(Ivan & Anitta Moscovich with Educational Insights' Robot Face Race)
Ivan Moscovich is known by many descriptors—a survivor, an inventor, an artist, and an inspiration, to name a few. When I talk to many who know Ivan, however, a friend is how they describe him most fondly, with a smile.
Ivan has led a remarkable life. While only a teenager, he was taken from his home in Yugoslavia and imprisoned in five concentration camps—including Auschwitz—where he faced unbelievable physical hardships and unimaginable emotional strife, which, despite Ivan’s will to persevere, have tormented him throughout the years that followed his liberation.
He acknowledges in his published memoir, The Puzzleman, that creativity gave him the drive to escape and survive exceptional challenges. Creativity is also what has propelled Ivan’s genius into the lives of so many—touching each of those lives in unique and profound ways, while at the same time providing educational stimulus for connoisseurs of his cleverly designed puzzles, toys, games, and fine art.
One might credit Ivan’s initial development of original hands-on scientific teaching aids, after emigrating to Israel post-WWII, as his first foray into the life of an inventor. Paul Erdős, the famous Hungarian mathematician, inspired Ivan’s first true toy invention, however. The Amazing Magic Robot was launched by Merit Games in the UK in the 1950s after Erdős challenged Ivan to consider how to make a kid’s game from a concept called “Magnetic Oracle,” which was originally introduced centuries earlier in 1638. The Magic Robot used an ingenious magnetic design to create a fun question & answer game for children. After a successful run with Merit Games, this “magical” game subsequently re-launched worldwide under different titles for many years to come.
Since then, Ivan has made an extraordinary career out of inventing puzzles, toys, and games. Just as awe-inspiring, Ivan has been attending the Nuremberg Toy Show yearly (without interruption) since it opened in 1950! Next year will officially be his 70th year attending this iconic show and meeting with toy manufacturers from around the world.

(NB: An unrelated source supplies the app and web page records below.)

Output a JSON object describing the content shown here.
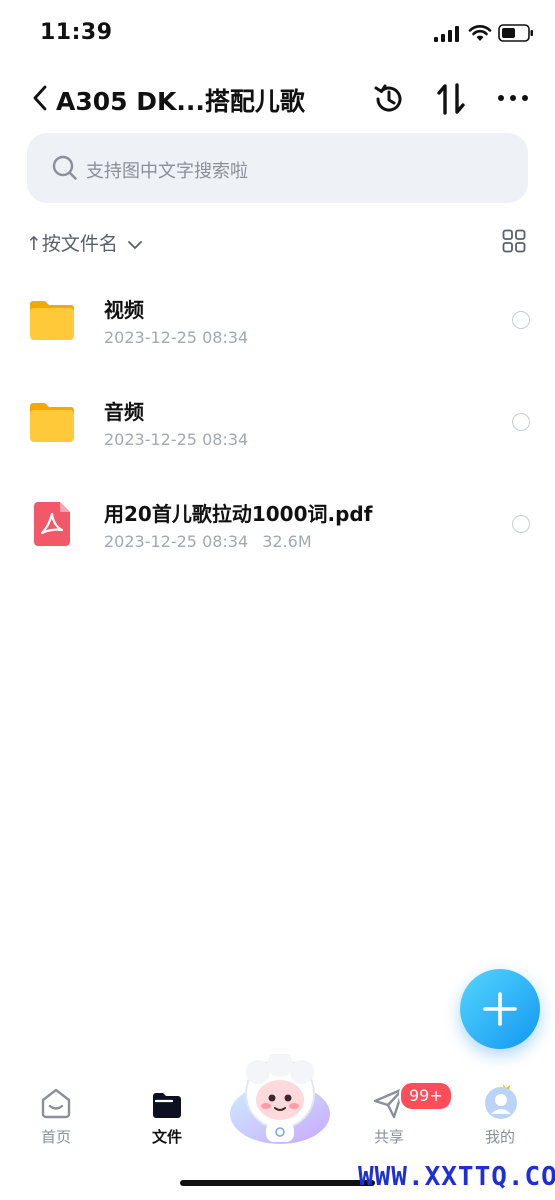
{
  "status": {
    "time": "11:39"
  },
  "nav": {
    "title": "A305 DK...搭配儿歌"
  },
  "search": {
    "placeholder": "支持图中文字搜索啦"
  },
  "sort": {
    "label": "按文件名"
  },
  "files": [
    {
      "name": "视频",
      "date": "2023-12-25 08:34",
      "size": "",
      "type": "folder-icon"
    },
    {
      "name": "音频",
      "date": "2023-12-25 08:34",
      "size": "",
      "type": "folder-icon"
    },
    {
      "name": "用20首儿歌拉动1000词.pdf",
      "date": "2023-12-25 08:34",
      "size": "32.6M",
      "type": "pdf-icon"
    }
  ],
  "tabs": [
    {
      "label": "首页",
      "icon": "home-icon"
    },
    {
      "label": "文件",
      "icon": "folder-tab-icon"
    },
    {
      "label": "共享",
      "icon": "send-icon",
      "badge": "99+"
    },
    {
      "label": "我的",
      "icon": "profile-icon"
    }
  ],
  "watermark": "WWW.XXTTQ.COM",
  "colors": {
    "accent": "#1296f0",
    "badge": "#ff4d5a",
    "folder": "#ffc21a",
    "pdf": "#f25868"
  }
}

Despite the unthinkable experiences Ivan had to endure early in life, luck has touched Ivan frequently. “Everything is a result of serendipity,” Ivan once told me. From his life-saving encounters during the Holocaust to meeting the love of his life, Anitta, on a bus in 1950 to his “discovery” by Mattel founders Elliot and Ruth Handler in 1968 at the Tel Aviv Science Museum, Ivan’s embrace of fortuitous quirks of fate has shaped the direction of his life. And that chance meeting with the Handlers (where they saw some of Ivan’s now-famous original Harmonograph drawings and mind-challenging puzzles) landed him a whirlwind trip to Los Angeles, a $25,000 cash advance, and a popular puzzle line called Brain Drain that was introduced in the early 1970s by Mattel.
Since hitting the big time in the toy industry, this self-titled workaholic has released a brilliant repertoire of inventive products and has worked with well over 100 international toy, game, and publishing companies. In total, Ivan has licensed 111 puzzles, toys, and games, and he has written 69 books—many of them bestsellers. What’s most enjoyable to see is how kids and adults equally are enlightened and engaged by Ivan’s perplexing and luminous inventions and puzzle challenges.
Creativity is a thread that continues to flow through Ivan’s story. Three years ago, his original fine art, which he makes using his custom-made Harmonograph machine, was exhibited for the first time in decades at The Hospital Club in London. Every piece sold on opening night!